Carson Daly, longtime host of NBC‘s late-night show Last Call, and host of the network’s primetime singing competition The Voice, has joined NBC News’ Today as its “digital doorman,” he said this morning. Daly will be holed up in this Orange Room on the struggling morning infotainment show’s new set, which will be unveiled Monday. “Orange Room,” NBC said this morning, “is the nexus point between the Today audience and the show, embracing the many ways that viewers seek out and share news across all media and allowing the show and its fans to connect in a variety of new ways. In a casual, lounge-like setting, the Orange Room will also be a hub of emerging technology, equipped for everything from social media hangouts, to extended live-stream interviews with Today guests, analysis of real-time social data and reactions from the web, as well as the home for Today’s original digital franchises.” Pop quiz tomorrow.
It’s probably no coincidence NBC tossed out its latest Today show bright shiny light the same day ABC was set to issue its weekly morning infotainment-show ratings report. In the report, ABC notes that, season-to-date, GMA is seeing its largest overall season audience in more than 21 years and its best 25-54 performance in five years, and that it has had the largest overall audience among morning infotainment shows the past 55 consecutive weeks — and that GoodMorningAmerica.com on Yahoo! reached 22 million users last month, and is the No. 1 morning-news website, beating Today.com by millions of viewers each month.
UPDATE: Today’s announcement throws into question — again — the fate of Last Call. Daly’s out as host, but will remain an exec producer on the show, the network said this morning, adding that a “transition” plan would be announced “at a later date” — which industry insiders assume means “lickety split” since the show should already have gone into production for its new season.
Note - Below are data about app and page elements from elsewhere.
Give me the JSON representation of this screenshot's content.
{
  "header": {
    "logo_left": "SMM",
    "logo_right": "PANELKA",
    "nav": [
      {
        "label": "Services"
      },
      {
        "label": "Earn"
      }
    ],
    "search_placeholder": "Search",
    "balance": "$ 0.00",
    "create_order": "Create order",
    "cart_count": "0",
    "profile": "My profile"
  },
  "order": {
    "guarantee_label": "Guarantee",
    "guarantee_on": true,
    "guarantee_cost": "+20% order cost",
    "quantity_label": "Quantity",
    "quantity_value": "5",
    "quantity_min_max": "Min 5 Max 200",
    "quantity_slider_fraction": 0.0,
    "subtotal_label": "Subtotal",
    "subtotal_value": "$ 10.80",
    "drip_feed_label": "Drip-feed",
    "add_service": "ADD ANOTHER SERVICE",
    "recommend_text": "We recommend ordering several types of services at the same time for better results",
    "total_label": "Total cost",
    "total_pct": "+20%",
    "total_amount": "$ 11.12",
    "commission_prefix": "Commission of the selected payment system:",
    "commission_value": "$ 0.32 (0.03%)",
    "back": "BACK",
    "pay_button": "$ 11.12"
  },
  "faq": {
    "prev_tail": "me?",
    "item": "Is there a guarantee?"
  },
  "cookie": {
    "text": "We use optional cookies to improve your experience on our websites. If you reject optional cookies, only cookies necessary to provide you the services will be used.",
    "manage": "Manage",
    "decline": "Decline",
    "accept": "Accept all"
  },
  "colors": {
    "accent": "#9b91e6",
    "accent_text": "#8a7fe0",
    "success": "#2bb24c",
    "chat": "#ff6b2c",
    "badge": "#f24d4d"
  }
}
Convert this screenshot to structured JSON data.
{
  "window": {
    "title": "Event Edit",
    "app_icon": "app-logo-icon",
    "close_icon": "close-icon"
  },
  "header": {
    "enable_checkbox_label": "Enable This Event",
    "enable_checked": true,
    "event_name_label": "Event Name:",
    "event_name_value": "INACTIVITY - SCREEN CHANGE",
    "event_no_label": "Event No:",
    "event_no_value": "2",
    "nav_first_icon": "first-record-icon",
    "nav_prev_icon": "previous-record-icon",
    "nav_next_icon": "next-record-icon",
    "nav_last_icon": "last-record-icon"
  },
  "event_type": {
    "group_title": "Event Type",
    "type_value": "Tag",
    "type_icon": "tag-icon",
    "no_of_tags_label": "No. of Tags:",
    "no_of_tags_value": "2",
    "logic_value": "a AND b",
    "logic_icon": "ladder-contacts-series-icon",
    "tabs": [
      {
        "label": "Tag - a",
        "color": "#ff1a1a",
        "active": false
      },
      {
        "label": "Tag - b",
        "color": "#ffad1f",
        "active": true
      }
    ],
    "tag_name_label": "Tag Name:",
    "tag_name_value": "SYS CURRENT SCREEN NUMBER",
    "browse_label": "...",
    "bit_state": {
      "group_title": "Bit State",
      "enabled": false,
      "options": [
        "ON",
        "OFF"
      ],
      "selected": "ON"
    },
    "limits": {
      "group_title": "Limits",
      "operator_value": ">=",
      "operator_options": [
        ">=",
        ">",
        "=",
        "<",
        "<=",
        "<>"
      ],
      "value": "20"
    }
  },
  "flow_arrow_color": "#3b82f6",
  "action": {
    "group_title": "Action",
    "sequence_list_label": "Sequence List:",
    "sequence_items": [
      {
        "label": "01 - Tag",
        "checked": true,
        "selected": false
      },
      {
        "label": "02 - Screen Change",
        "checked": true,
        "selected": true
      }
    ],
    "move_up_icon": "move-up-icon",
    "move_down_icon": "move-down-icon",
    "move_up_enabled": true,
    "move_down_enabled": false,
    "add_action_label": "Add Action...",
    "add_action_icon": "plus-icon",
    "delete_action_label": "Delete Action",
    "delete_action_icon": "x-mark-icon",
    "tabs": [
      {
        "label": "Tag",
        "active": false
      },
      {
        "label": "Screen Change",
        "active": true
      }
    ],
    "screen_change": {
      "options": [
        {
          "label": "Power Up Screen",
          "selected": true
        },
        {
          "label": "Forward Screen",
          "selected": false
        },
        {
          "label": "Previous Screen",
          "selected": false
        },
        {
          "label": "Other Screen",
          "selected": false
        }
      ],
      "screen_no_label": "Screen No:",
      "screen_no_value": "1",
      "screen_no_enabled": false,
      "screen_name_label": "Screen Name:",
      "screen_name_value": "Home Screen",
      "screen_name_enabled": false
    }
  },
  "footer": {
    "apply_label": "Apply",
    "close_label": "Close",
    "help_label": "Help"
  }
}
It’s not the first time Last Call has been on the block. What started as a straight talk show, morphed into a half-hour mix of interviews and pre-taped location music performances over the years as ratings declined and budgets were cut. When it debuted way back in 2002, Last Call clocked about 1.4 million viewers – 417,000 of them in the target 18-34 demo (and 850,000 of them in the 18-49 demo). It peaked in ’04 with an average audience of 1.6 million (525,000 in 18-34), but has been sliding slowly since. This season it’s averaging 875,000 viewers (149,000 in 18-34). That said, for the first 10 weeks of the third quarter, Last Call has moved ahead of CBS’s Late Late Show by a teensy margin in 18-34 (145,000 vs. 144,000).